Whenever the word "cada" turns up in a line of the data below, copy that line.

(DATA begins)

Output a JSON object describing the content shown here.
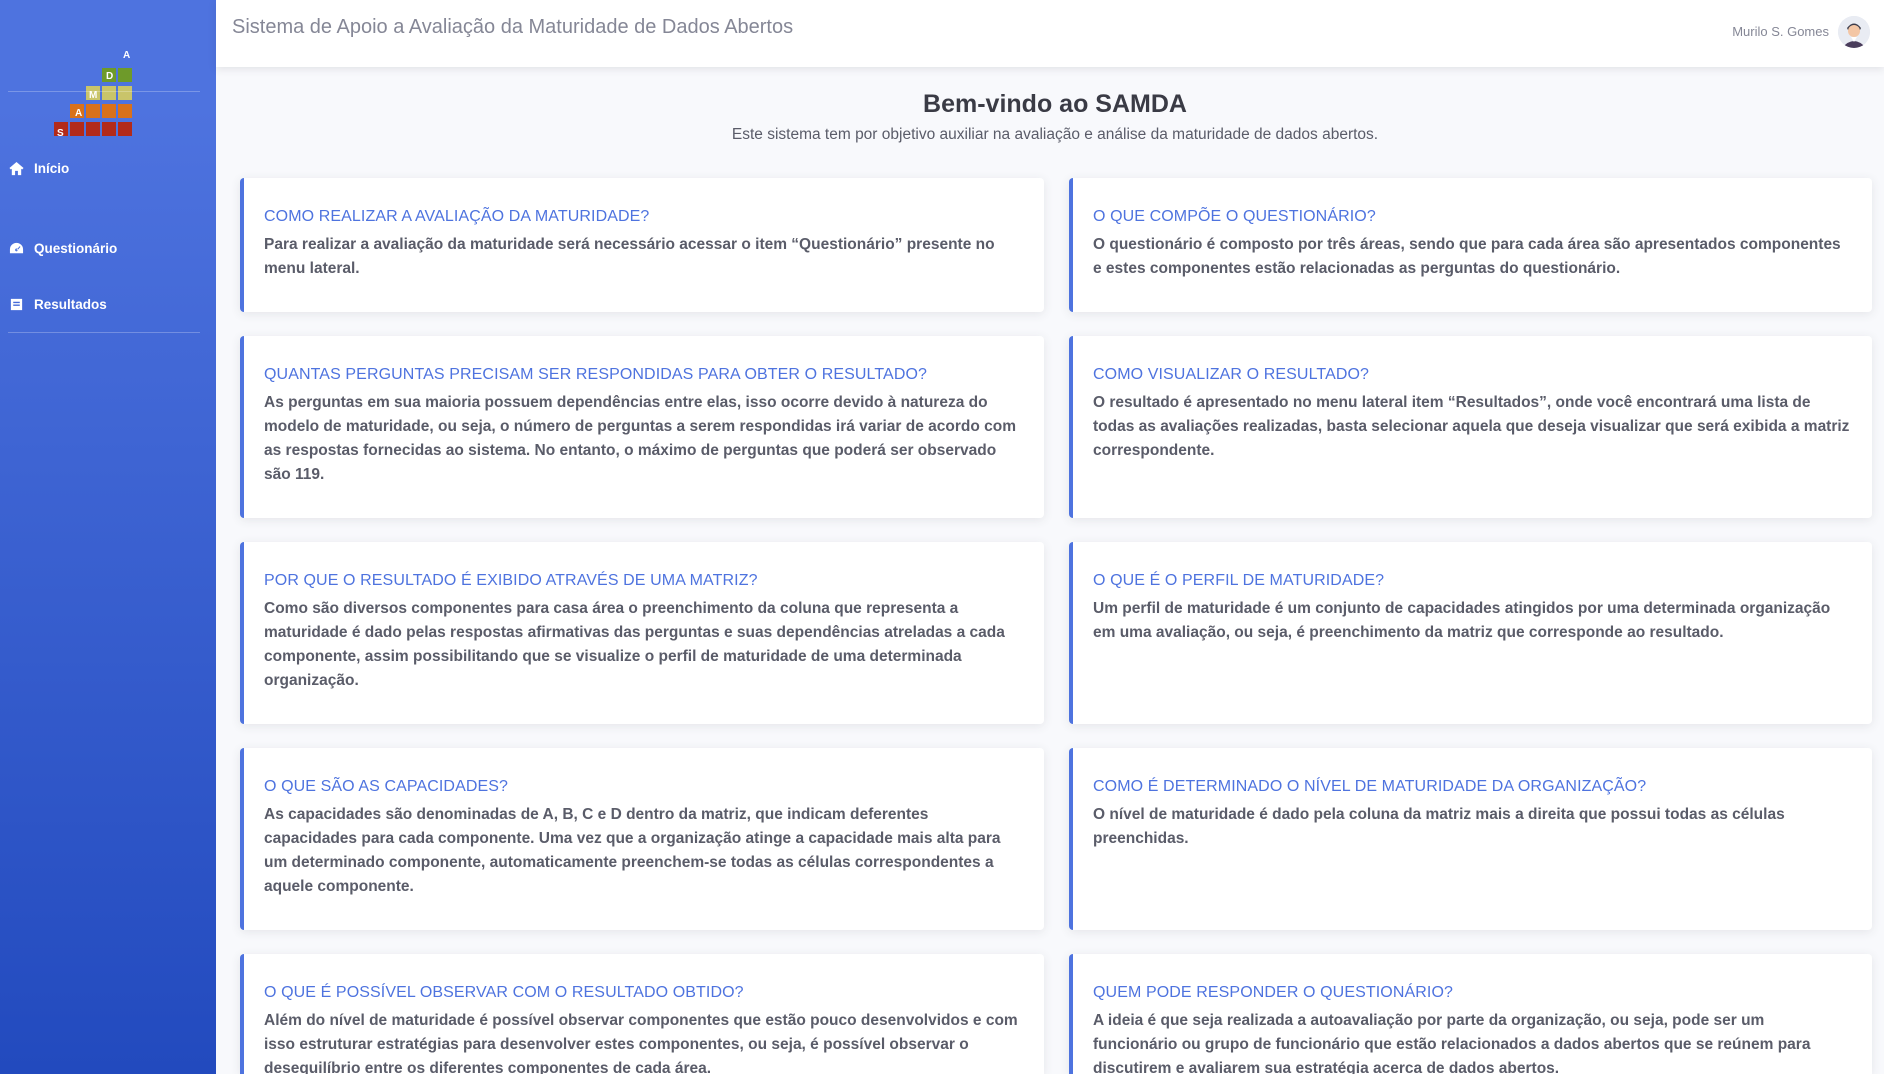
{
  "app": {
    "title": "Sistema de Apoio a Avaliação da Maturidade de Dados Abertos",
    "user_name": "Murilo S. Gomes"
  },
  "brand": {
    "letters": [
      "S",
      "A",
      "M",
      "D",
      "A"
    ]
  },
  "sidebar": {
    "items": [
      {
        "label": "Início",
        "icon": "home-icon"
      },
      {
        "label": "Questionário",
        "icon": "tachometer-icon"
      },
      {
        "label": "Resultados",
        "icon": "file-icon"
      }
    ]
  },
  "welcome": {
    "title": "Bem-vindo ao SAMDA",
    "subtitle": "Este sistema tem por objetivo auxiliar na avaliação e análise da maturidade de dados abertos."
  },
  "cards": [
    {
      "title": "COMO REALIZAR A AVALIAÇÃO DA MATURIDADE?",
      "text": "Para realizar a avaliação da maturidade será necessário acessar o item “Questionário” presente no menu lateral."
    },
    {
      "title": "O QUE COMPÕE O QUESTIONÁRIO?",
      "text": "O questionário é composto por três áreas, sendo que para cada área são apresentados componentes e estes componentes estão relacionadas as perguntas do questionário."
    },
    {
      "title": "QUANTAS PERGUNTAS PRECISAM SER RESPONDIDAS PARA OBTER O RESULTADO?",
      "text": "As perguntas em sua maioria possuem dependências entre elas, isso ocorre devido à natureza do modelo de maturidade, ou seja, o número de perguntas a serem respondidas irá variar de acordo com as respostas fornecidas ao sistema. No entanto, o máximo de perguntas que poderá ser observado são 119."
    },
    {
      "title": "COMO VISUALIZAR O RESULTADO?",
      "text": "O resultado é apresentado no menu lateral item “Resultados”, onde você encontrará uma lista de todas as avaliações realizadas, basta selecionar aquela que deseja visualizar que será exibida a matriz correspondente."
    },
    {
      "title": "POR QUE O RESULTADO É EXIBIDO ATRAVÉS DE UMA MATRIZ?",
      "text": "Como são diversos componentes para casa área o preenchimento da coluna que representa a maturidade é dado pelas respostas afirmativas das perguntas e suas dependências atreladas a cada componente, assim possibilitando que se visualize o perfil de maturidade de uma determinada organização."
    },
    {
      "title": "O QUE É O PERFIL DE MATURIDADE?",
      "text": "Um perfil de maturidade é um conjunto de capacidades atingidos por uma determinada organização em uma avaliação, ou seja, é preenchimento da matriz que corresponde ao resultado."
    },
    {
      "title": "O QUE SÃO AS CAPACIDADES?",
      "text": "As capacidades são denominadas de A, B, C e D dentro da matriz, que indicam deferentes capacidades para cada componente. Uma vez que a organização atinge a capacidade mais alta para um determinado componente, automaticamente preenchem-se todas as células correspondentes a aquele componente."
    },
    {
      "title": "COMO É DETERMINADO O NÍVEL DE MATURIDADE DA ORGANIZAÇÃO?",
      "text": "O nível de maturidade é dado pela coluna da matriz mais a direita que possui todas as células preenchidas."
    },
    {
      "title": "O QUE É POSSÍVEL OBSERVAR COM O RESULTADO OBTIDO?",
      "text": "Além do nível de maturidade é possível observar componentes que estão pouco desenvolvidos e com isso estruturar estratégias para desenvolver estes componentes, ou seja, é possível observar o desequilíbrio entre os diferentes componentes de cada área."
    },
    {
      "title": "QUEM PODE RESPONDER O QUESTIONÁRIO?",
      "text": "A ideia é que seja realizada a autoavaliação por parte da organização, ou seja, pode ser um funcionário ou grupo de funcionário que estão relacionados a dados abertos que se reúnem para discutirem e avaliarem sua estratégia acerca de dados abertos."
    }
  ]
}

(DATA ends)

## YOUR RESPONSE
      "text": "O questionário é composto por três áreas, sendo que para cada área são apresentados componentes e estes componentes estão relacionadas as perguntas do questionário."
      "text": "Como são diversos componentes para casa área o preenchimento da coluna que representa a maturidade é dado pelas respostas afirmativas das perguntas e suas dependências atreladas a cada componente, assim possibilitando que se visualize o perfil de maturidade de uma determinada organização."
      "text": "As capacidades são denominadas de A, B, C e D dentro da matriz, que indicam deferentes capacidades para cada componente. Uma vez que a organização atinge a capacidade mais alta para um determinado componente, automaticamente preenchem-se todas as células correspondentes a aquele componente."
      "text": "Além do nível de maturidade é possível observar componentes que estão pouco desenvolvidos e com isso estruturar estratégias para desenvolver estes componentes, ou seja, é possível observar o desequilíbrio entre os diferentes componentes de cada área."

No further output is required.